List item: Buy Yourself Something Impractical

After the holidays, we returned and bought our mutual Christmas gift, mounted it in the bed of my truck and drove the hour+ back home on a particularly windy day. I was white-knuckled the entire drive. Other vehicles, on the other hand, were taking great delight in the scene they were witnessing- a giant white chicken in the back of a cartoon blue pick-up. We saw lots of cell phone cameras pointed in our direction.

Once home, it was a matter of carrying our new friend down the hill and letting it rest while I figured-out what to do about mounting it. As is the way of my people, it was over engineered. I started by measuring the length and width of the feet to determine how big the platform should be, then we removed a few agaves to make room in the determined location. The required platform was large. 56″x40″.

I dug out a place to make level and began building a form for pouring cement.

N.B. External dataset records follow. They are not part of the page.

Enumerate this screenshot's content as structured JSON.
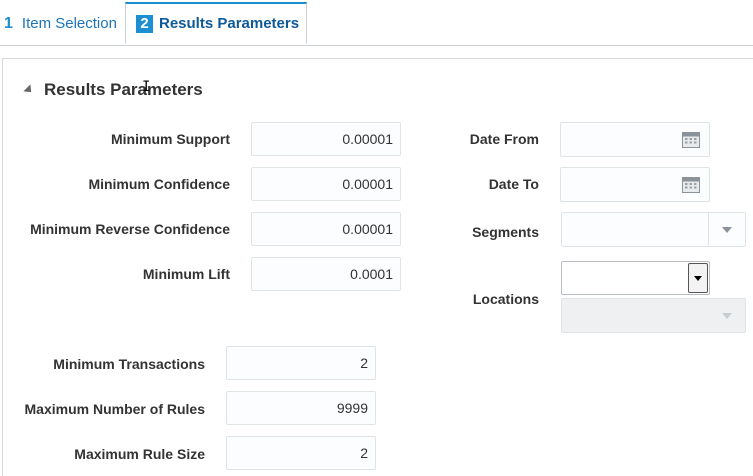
{
  "tabs": [
    {
      "number": "1",
      "label": "Item Selection"
    },
    {
      "number": "2",
      "label": "Results Parameters"
    }
  ],
  "section": {
    "title": "Results Parameters"
  },
  "cursor": {
    "glyph": "I"
  },
  "left_fields": [
    {
      "label": "Minimum Support",
      "value": "0.00001"
    },
    {
      "label": "Minimum Confidence",
      "value": "0.00001"
    },
    {
      "label": "Minimum Reverse Confidence",
      "value": "0.00001"
    },
    {
      "label": "Minimum Lift",
      "value": "0.0001"
    }
  ],
  "right_fields": {
    "date_from": {
      "label": "Date From",
      "value": "",
      "icon": "calendar-icon"
    },
    "date_to": {
      "label": "Date To",
      "value": "",
      "icon": "calendar-icon"
    },
    "segments": {
      "label": "Segments",
      "value": "",
      "icon": "chevron-down-icon"
    },
    "locations": {
      "label": "Locations",
      "value": "",
      "icon": "chevron-down-icon"
    }
  },
  "bottom_fields": [
    {
      "label": "Minimum Transactions",
      "value": "2"
    },
    {
      "label": "Maximum Number of Rules",
      "value": "9999"
    },
    {
      "label": "Maximum Rule Size",
      "value": "2"
    }
  ],
  "colors": {
    "accent": "#1c8fd3",
    "tab_text": "#1d74b8",
    "field_border": "#dfe4e7"
  }
}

I also built a template onto which I’d install the required anchor bolts, but could only find 1/2″x10″ sold at the Home Depot. This meant boring out the bolt-downs attached to the chicken’s feet/metal skeleton and creating special pits for the anchor bolt to be encased in cement deeper than the form (since the platform was 6″ and the anchor bolts were 10″). Finally, to avoid shear and the possibility of the heavy platform sliding down the hill, I installed a couple 8″ in diameter by 30″ deep caissons using sonotubes. To prevent possible cracking/breaking, I then created rebar forms out of some I had leftover from a different project. Finally a use for that rebar bender! It was a little tricky getting the rebar to avoid blocking the irregularly spaced anchor pits.

The form was straightforward enough. I used a laminated piece of pressboard I had leftover from a shelving unit in our garage. Figured that would create a nice, smooth face. For the corners, I wanted to round them, so I attached some thick plastic we had from a halloween costume to some old gallon paint cans, then filled the gap between the form and the can with spray insulation foam. Once it dried, I removed the paint cans and left the plastic as the inside edge of the form. This would have worked well, but something about the cement mix made the plastic curl a bit during the pour and resulted in weird divots in the final cement platform. I need to live with it and shut-up about it or go fill these in someday.

Finally I was ready to pour the cement. I had calculated I’d need a tad less than 22 (60lb) bags of concrete mix. Just before getting the pour started, while preparing the bags in location to be near the mini-mixer, I discovered 5 bags had gotten wet and were now useless. I had *just* enough to meet the calculations with what I had. But no more. Out of desperation, I lined some of the bottom of the form with chunks of previously-hardened concrete from the bad bags. That would decrease *some* volume.

As it turned-out, I had exactly the right amount. To ensure I had enough time to mix and pour the full amount, I mixed it all very wet, which decreased my ability to properly round the edges. So once it was cured and I could strip the forms, I had a little breakage along the edge- naturally right in the front edge that would be the most visible. Some time with a cement grinding wheel on my angle grinder cleaned it up for the most part.

Once the forms were stripped and the platform prepped, Sylvia and I tipped the bird into place, bolted down the anchor bolts, and admired our new backyard centerpiece:

Difficulty: Mixed. On the one-hand, it wasn’t a big financial hardship overall. Mileage may vary. On the other hand, building the foundation was overkill and more taxing than need be.

Lessons learned:

  • Identify what brings you joy – This is in Marie Kondo territory, but there are just things that truly do spark joy. This giant chicken is one of them. I cannot look at it without smiling. It’s so… there. Beautifully out of place. Was it a financially sound decision? Of course not! It was an emotionally sound purchase, however.
  • Display your treasures – It’s pointless to get something that elicits positive vibes only to hide it away. Put it on display! If its a photo or painting, spend for a good frame, make room where you will see it, and add appropriate lighting. If it’s a giant chicken, 1,400 of cement and rebar will more than suffice.